The lines you return must be all those in the data that hold the string "heart".

Source records
_ _ _ _

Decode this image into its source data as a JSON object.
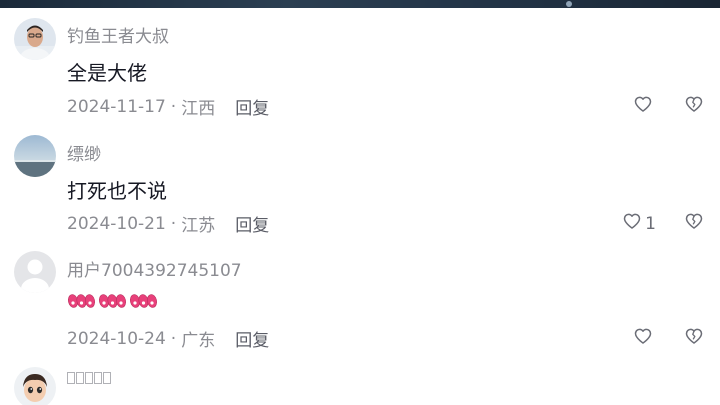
{
  "comments": [
    {
      "username": "钓鱼王者大叔",
      "text": "全是大佬",
      "date": "2024-11-17",
      "location": "江西",
      "reply_label": "回复",
      "like_count": ""
    },
    {
      "username": "缥缈",
      "text": "打死也不说",
      "date": "2024-10-21",
      "location": "江苏",
      "reply_label": "回复",
      "like_count": "1"
    },
    {
      "username": "用户7004392745107",
      "text": "",
      "date": "2024-10-24",
      "location": "广东",
      "reply_label": "回复",
      "like_count": ""
    }
  ],
  "meta_separator": "·",
  "icons": {
    "like": "heart-outline-icon",
    "dislike": "broken-heart-icon",
    "sticker": "666-sticker-icon"
  },
  "colors": {
    "username": "#8a8b91",
    "text": "#161823",
    "sticker": "#e8407a"
  }
}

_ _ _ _

ANSWER TO THE PROBLEM
    "like": "heart-outline-icon",
    "dislike": "broken-heart-icon",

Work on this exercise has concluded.